On April 7, 1992, William Ford Jr. walked into a Long Island body shop to pick up his car. Minutes later he was dead, a single .22-caliber bullet lodged in his heart. He had no criminal record or history of violence; in fact, the 24-year-old Howard graduate had just passed his first exam to become a New York State corrections officer. So what happened that night? And why was the white man who shot him not only never indicted but hardly questioned?

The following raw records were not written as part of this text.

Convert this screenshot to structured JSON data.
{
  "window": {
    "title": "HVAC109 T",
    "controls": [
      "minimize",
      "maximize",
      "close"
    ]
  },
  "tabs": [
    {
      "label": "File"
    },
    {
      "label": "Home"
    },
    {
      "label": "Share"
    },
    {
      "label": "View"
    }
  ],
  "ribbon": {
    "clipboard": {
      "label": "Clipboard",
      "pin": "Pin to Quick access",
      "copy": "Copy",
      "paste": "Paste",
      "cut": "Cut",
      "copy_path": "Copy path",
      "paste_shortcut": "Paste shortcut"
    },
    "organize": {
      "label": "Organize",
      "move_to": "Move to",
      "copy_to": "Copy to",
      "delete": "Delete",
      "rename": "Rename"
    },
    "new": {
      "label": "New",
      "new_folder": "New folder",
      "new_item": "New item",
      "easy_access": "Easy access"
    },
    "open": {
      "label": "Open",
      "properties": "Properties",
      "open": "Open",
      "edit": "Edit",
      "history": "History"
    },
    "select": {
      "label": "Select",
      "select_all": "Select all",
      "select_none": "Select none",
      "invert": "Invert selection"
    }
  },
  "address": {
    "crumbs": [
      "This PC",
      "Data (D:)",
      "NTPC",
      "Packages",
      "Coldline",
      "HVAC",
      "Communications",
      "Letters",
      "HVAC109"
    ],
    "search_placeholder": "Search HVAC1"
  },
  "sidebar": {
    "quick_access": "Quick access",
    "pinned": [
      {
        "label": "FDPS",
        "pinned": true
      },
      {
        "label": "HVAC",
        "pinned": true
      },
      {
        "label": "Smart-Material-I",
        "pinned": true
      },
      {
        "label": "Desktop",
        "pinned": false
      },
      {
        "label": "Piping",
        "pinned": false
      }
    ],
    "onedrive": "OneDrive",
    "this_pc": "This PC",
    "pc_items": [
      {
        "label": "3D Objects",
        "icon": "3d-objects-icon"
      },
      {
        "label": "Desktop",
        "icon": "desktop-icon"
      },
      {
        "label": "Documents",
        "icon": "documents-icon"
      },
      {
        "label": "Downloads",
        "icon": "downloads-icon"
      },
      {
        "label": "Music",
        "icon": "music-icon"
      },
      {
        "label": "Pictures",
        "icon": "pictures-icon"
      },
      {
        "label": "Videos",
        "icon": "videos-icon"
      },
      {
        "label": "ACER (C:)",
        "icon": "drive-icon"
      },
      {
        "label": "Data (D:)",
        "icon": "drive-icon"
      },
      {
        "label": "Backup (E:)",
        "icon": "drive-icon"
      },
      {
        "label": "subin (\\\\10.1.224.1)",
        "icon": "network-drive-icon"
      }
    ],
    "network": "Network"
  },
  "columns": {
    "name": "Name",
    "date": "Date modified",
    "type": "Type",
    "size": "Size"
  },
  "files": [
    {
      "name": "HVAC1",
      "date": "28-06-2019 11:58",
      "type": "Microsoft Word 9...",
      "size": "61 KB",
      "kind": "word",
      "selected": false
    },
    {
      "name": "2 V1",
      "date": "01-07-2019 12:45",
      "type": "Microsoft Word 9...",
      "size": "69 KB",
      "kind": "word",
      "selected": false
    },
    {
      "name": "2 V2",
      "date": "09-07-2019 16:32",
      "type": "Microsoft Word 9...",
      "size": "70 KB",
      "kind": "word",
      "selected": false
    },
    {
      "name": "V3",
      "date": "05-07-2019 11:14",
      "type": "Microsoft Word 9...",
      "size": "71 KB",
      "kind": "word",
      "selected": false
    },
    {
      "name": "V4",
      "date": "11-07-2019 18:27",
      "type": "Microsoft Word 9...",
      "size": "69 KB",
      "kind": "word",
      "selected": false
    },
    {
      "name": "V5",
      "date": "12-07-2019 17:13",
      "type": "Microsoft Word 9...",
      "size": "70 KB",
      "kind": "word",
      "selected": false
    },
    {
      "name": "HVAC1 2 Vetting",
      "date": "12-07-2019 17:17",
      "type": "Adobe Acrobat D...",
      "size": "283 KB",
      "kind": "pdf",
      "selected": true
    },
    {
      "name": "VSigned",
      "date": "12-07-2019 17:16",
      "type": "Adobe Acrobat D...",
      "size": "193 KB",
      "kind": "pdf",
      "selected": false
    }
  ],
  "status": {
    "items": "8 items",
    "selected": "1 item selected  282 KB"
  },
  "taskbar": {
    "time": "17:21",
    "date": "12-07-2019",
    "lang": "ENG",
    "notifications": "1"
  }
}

Strong Island (available now on Netflix) is a quietly devastating attempt by William’s brother Yance Ford to find answers, and the result won the first-time documentarian a Special Jury Award at Sundance. But the movie is not so much about seeking justice — it’s obvious nearly from the outset that there wasn’t any then, and there won’t be now — as it is about exploring the void William’s death left behind, and why instead of bringing his family together, it ultimately blew them apart. The oldest child and only boy, he was adored by his two sisters (Yance had not yet transitioned to male) and treasured by the parents who sacrificed almost everything to escape 1970s Brooklyn for the nearby suburban idyll of Central Islip. But prejudice followed them from the city as surely as it had from their native South — a reality cruelly reinforced, Yance notes with calm fury, by a police response that effectively “turned my brother into the prime suspect in his own murder.”
Interspersing old photographs and home video with intimate, often painful interviews (William’s family and friends are thoughtful and forthcoming; certain officials less so), Strong builds a poignant, methodical portrait of loss. Telling William’s story won’t bring him back, but at least it will let the world know he lived. B+